━━━━━ Extracted information

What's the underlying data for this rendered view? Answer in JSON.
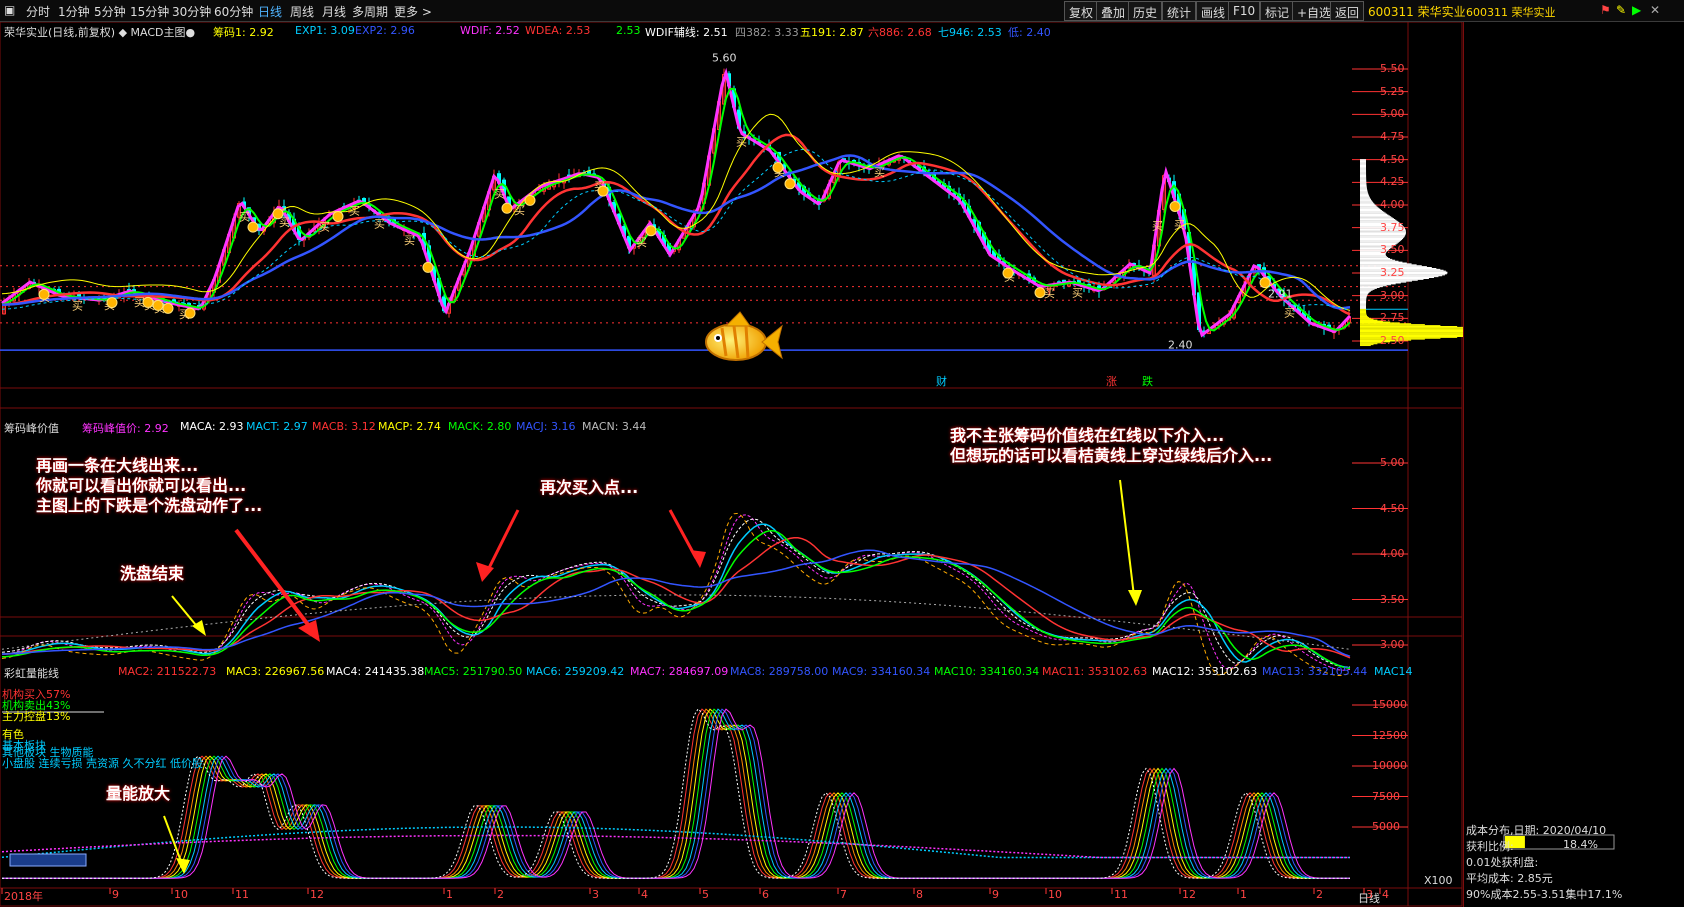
{
  "topbar": {
    "timeframes": [
      "分时",
      "1分钟",
      "5分钟",
      "15分钟",
      "30分钟",
      "60分钟",
      "日线",
      "周线",
      "月线",
      "多周期",
      "更多 >"
    ],
    "active": "日线",
    "buttons": [
      "复权",
      "叠加",
      "历史",
      "统计",
      "画线",
      "F10",
      "标记",
      "+自选",
      "返回"
    ],
    "stock": "600311 荣华实业"
  },
  "main_panel": {
    "title": "荣华实业(日线,前复权) ◆ MACD主图●",
    "indicators": [
      {
        "label": "筹码1: 2.92",
        "color": "#ffff00"
      },
      {
        "label": "EXP1: 3.09",
        "color": "#00ccff"
      },
      {
        "label": "EXP2: 2.96",
        "color": "#3355ff"
      },
      {
        "label": "WDIF: 2.52",
        "color": "#ff33ff"
      },
      {
        "label": "WDEA: 2.53",
        "color": "#ff3333"
      },
      {
        "label": "2.53",
        "color": "#00ff00"
      },
      {
        "label": "WDIF辅线: 2.51",
        "color": "#ffffff"
      },
      {
        "label": "四382: 3.33",
        "color": "#999999"
      },
      {
        "label": "五191: 2.87",
        "color": "#ffff00"
      },
      {
        "label": "六886: 2.68",
        "color": "#ff3333"
      },
      {
        "label": "七946: 2.53",
        "color": "#00ccff"
      },
      {
        "label": "低: 2.40",
        "color": "#3355ff"
      }
    ],
    "y_ticks": [
      "5.50",
      "5.25",
      "5.00",
      "4.75",
      "4.50",
      "4.25",
      "4.00",
      "3.75",
      "3.50",
      "3.25",
      "3.00",
      "2.75",
      "2.50"
    ],
    "high_label": "5.60",
    "low_label": "2.40",
    "last_label": "2.91",
    "buy_mark": "买",
    "event_badges": [
      "财",
      "涨",
      "跌"
    ]
  },
  "panel2": {
    "title": "筹码峰价值",
    "indicators": [
      {
        "label": "筹码峰值价: 2.92",
        "color": "#ff33ff"
      },
      {
        "label": "MACA: 2.93",
        "color": "#ffffff"
      },
      {
        "label": "MACT: 2.97",
        "color": "#00ccff"
      },
      {
        "label": "MACB: 3.12",
        "color": "#ff3333"
      },
      {
        "label": "MACP: 2.74",
        "color": "#ffff00"
      },
      {
        "label": "MACK: 2.80",
        "color": "#00ff00"
      },
      {
        "label": "MACJ: 3.16",
        "color": "#3355ff"
      },
      {
        "label": "MACN: 3.44",
        "color": "#bbbbbb"
      }
    ],
    "y_ticks": [
      "5.00",
      "4.50",
      "4.00",
      "3.50",
      "3.00"
    ]
  },
  "panel3": {
    "title": "彩虹量能线",
    "indicators": [
      {
        "label": "MAC2: 211522.73",
        "color": "#ff3333"
      },
      {
        "label": "MAC3: 226967.56",
        "color": "#ffff00"
      },
      {
        "label": "MAC4: 241435.38",
        "color": "#ffffff"
      },
      {
        "label": "MAC5: 251790.50",
        "color": "#00ff00"
      },
      {
        "label": "MAC6: 259209.42",
        "color": "#00ccff"
      },
      {
        "label": "MAC7: 284697.09",
        "color": "#ff33ff"
      },
      {
        "label": "MAC8: 289758.00",
        "color": "#3355ff"
      },
      {
        "label": "MAC9: 334160.34",
        "color": "#3355ff"
      },
      {
        "label": "MAC10: 334160.34",
        "color": "#00ff00"
      },
      {
        "label": "MAC11: 353102.63",
        "color": "#ff3333"
      },
      {
        "label": "MAC12: 353102.63",
        "color": "#ffffff"
      },
      {
        "label": "MAC13: 332105.44",
        "color": "#3355ff"
      },
      {
        "label": "MAC14",
        "color": "#00ccff"
      }
    ],
    "left_texts": [
      {
        "text": "机构买入57%",
        "color": "#ff3333"
      },
      {
        "text": "机构卖出43%",
        "color": "#00ff00"
      },
      {
        "text": "主力控盘13%",
        "color": "#ffff00"
      }
    ],
    "sector_texts": [
      {
        "text": "有色",
        "color": "#ffff00"
      },
      {
        "text": "基本板块",
        "color": "#00ccff"
      },
      {
        "text": "其他板块 生物质能",
        "color": "#00ccff"
      },
      {
        "text": "小盘股 连续亏损 壳资源 久不分红 低价股",
        "color": "#00ccff"
      }
    ],
    "y_ticks": [
      "15000",
      "12500",
      "10000",
      "7500",
      "5000"
    ],
    "unit": "X100"
  },
  "x_axis": [
    "2018年",
    "9",
    "10",
    "11",
    "12",
    "1",
    "2",
    "3",
    "4",
    "5",
    "6",
    "7",
    "8",
    "9",
    "10",
    "11",
    "12",
    "1",
    "2",
    "3",
    "4"
  ],
  "period": "日线",
  "annotations": {
    "a1": [
      "再画一条在大线出来...",
      "你就可以看出你就可以看出...",
      "主图上的下跌是个洗盘动作了..."
    ],
    "a2": "再次买入点...",
    "a3": [
      "我不主张筹码价值线在红线以下介入...",
      "但想玩的话可以看桔黄线上穿过绿线后介入..."
    ],
    "a4": "洗盘结束",
    "a5": "量能放大"
  },
  "right_panel": {
    "title": "600311 荣华实业",
    "dist_date": "成本分布,日期: 2020/04/10",
    "profit_ratio_label": "获利比例:",
    "profit_ratio": "18.4%",
    "profit_ratio_value": 0.184,
    "line3": "0.01处获利盘:",
    "line4": "平均成本: 2.85元",
    "line5": "90%成本2.55-3.51集中17.1%"
  },
  "colors": {
    "up": "#ff3333",
    "down": "#00ffff",
    "grid": "#7a0d0d",
    "axis": "#ff3333"
  }
}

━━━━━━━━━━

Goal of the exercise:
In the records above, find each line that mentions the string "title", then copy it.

Your response:
    "title": "荣华实业(日线,前复权) ◆ MACD主图●",
    "title": "筹码峰价值",
    "title": "彩虹量能线",
    "title": "600311 荣华实业",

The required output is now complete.